Just 9km offshore from Narooma is the spectacular Montague Island. It has long been sacred to the local Yuin Aboriginal people, who call it Barunguba, and today it is one of the South Coast’s most remarkable wildlife wonderlands. Take a tour with Montague Island Adventures to visit colonies of little penguins, spot more than 90 species of seabirds, look for dolphins and whales, or snorkel with the island’s colony of playful seals. Walk to the historic lighthouse, built in 1888, for incredible views of the South Coast.
Southbound Escapes also offers cruises to Montague Island, as well as guided walks and e-bike tours, kayaking adventures and Indigenous cultural experiences. There’s plenty to explore on land as well, like the Narooma to Dalmeny cycling route, which winds its way along the magnificent shoreline. For a tee off with a view, pack your clubs (or hire some from the pro shop) and play a round at the scenic Narooma Golf Club, set right on the edge of the water.
The Whale Inn sits on a hill in the centre of Narooma, making for uninterrupted views out over the coast. It has 17 spacious rooms – many with kitchenettes and separate living areas – plus a swimming pool, outdoor area with barbecues, and on-site Queen Chow restaurant.
Ocean Lounge at the Whale Inn and Restaurant, Narooma - Credit: Jason King
Amooran Oceanside has stylish self-contained apartments and motel rooms with views over the ocean and Narooma Golf Course. There’s an outdoor pool and spacious landscaped grounds, and it’s just a short stroll to cafes and restaurants. For something unique, spend the night in one of the two beautifully restored 19th century lighthouse keeper’s cottages on Montague Island. With no other overnight guests, you’ll experience the beauty of the island in silence and solitude.
Narooma sits at the southern end of Eurobodalla, a dazzling region that encompasses rugged coastline and lush mountains, laid-back seaside villages and historic hinterland towns. Take a road trip north along the coast, stopping off to explore riverside Moruya, surf at the beaches of Broulee and Malua Bay, and indulge in some family-friendly fun in Batemans Bay. Inland, Bodalla is famous for its dairy industry – admire the cows grazing in impossibly green fields then order a scoop of ice cream childhood dreams are made of at Bodalla Dairy.
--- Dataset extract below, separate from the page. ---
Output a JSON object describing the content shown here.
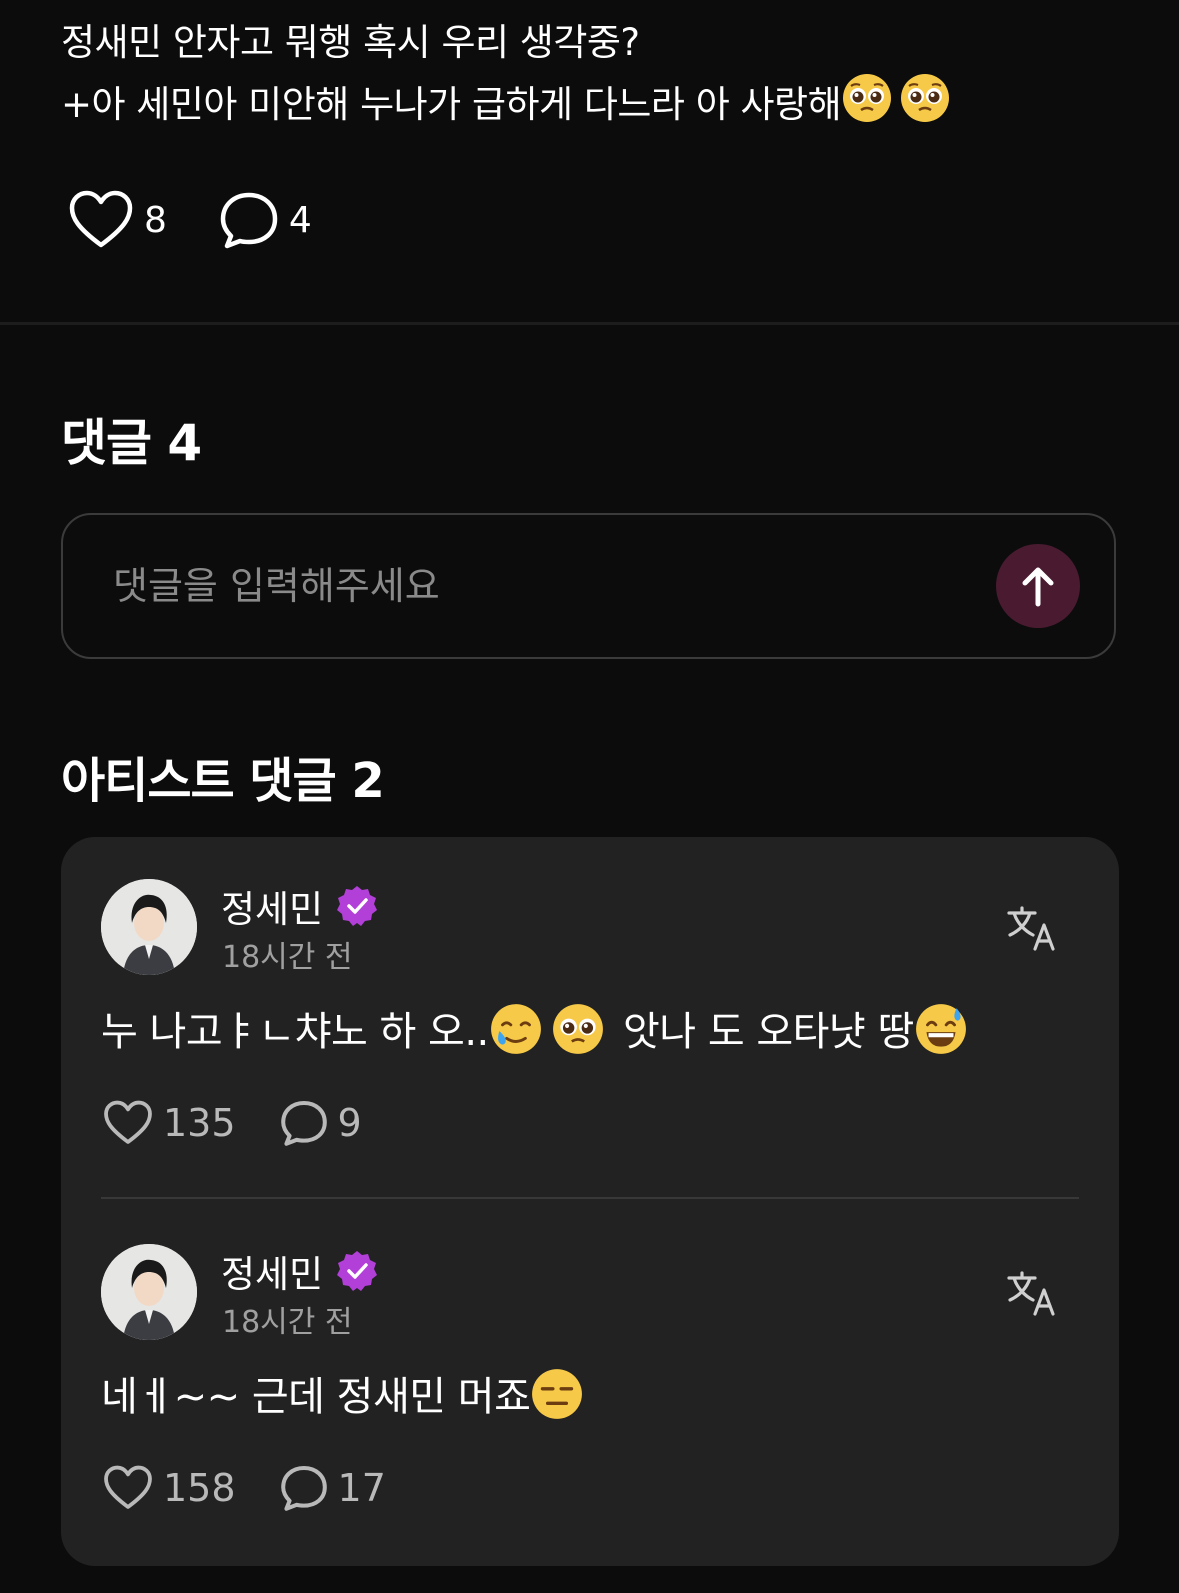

To the south are the twin villages of Tilba Tilba and Central Tilba, both as cute as they come. Classified by the National Trust, their streets are lined with historic cottages, cosy cafes and pretty gardens. Stop in for a tasting at ABC Cheese Factory or lunch at 130-year-old Dromedary Hotel, then check in to a charming cottage at The Bryn. Cross over into the Sapphire Coast, NSW’s southernmost coastal pocket, for more jaw-dropping vistas and wildlife encounters. Mimosa Wines, tucked into the cool hinterland forest between Tathra and Bermagui, is the perfect place to toast your adventures.
The drive from Sydney to Narooma takes five hours and from Canberra, it’s three hours. You can also fly from Sydney to Moruya Airport and rent a car to make the 45-minute drive south. Moruya Airport is 5km from Moruya’s town centre. Use the taxi services at the airport to make the short trip southwest. Alternatively, rent a car from the hire services available at the airport and explore the Eurobodalla region at your own pace.
Destination NSW acknowledges and respects Aboriginal people as the state’s first people and nations and recognises Aboriginal people as the Traditional Owners and occupants of New South Wales land and water.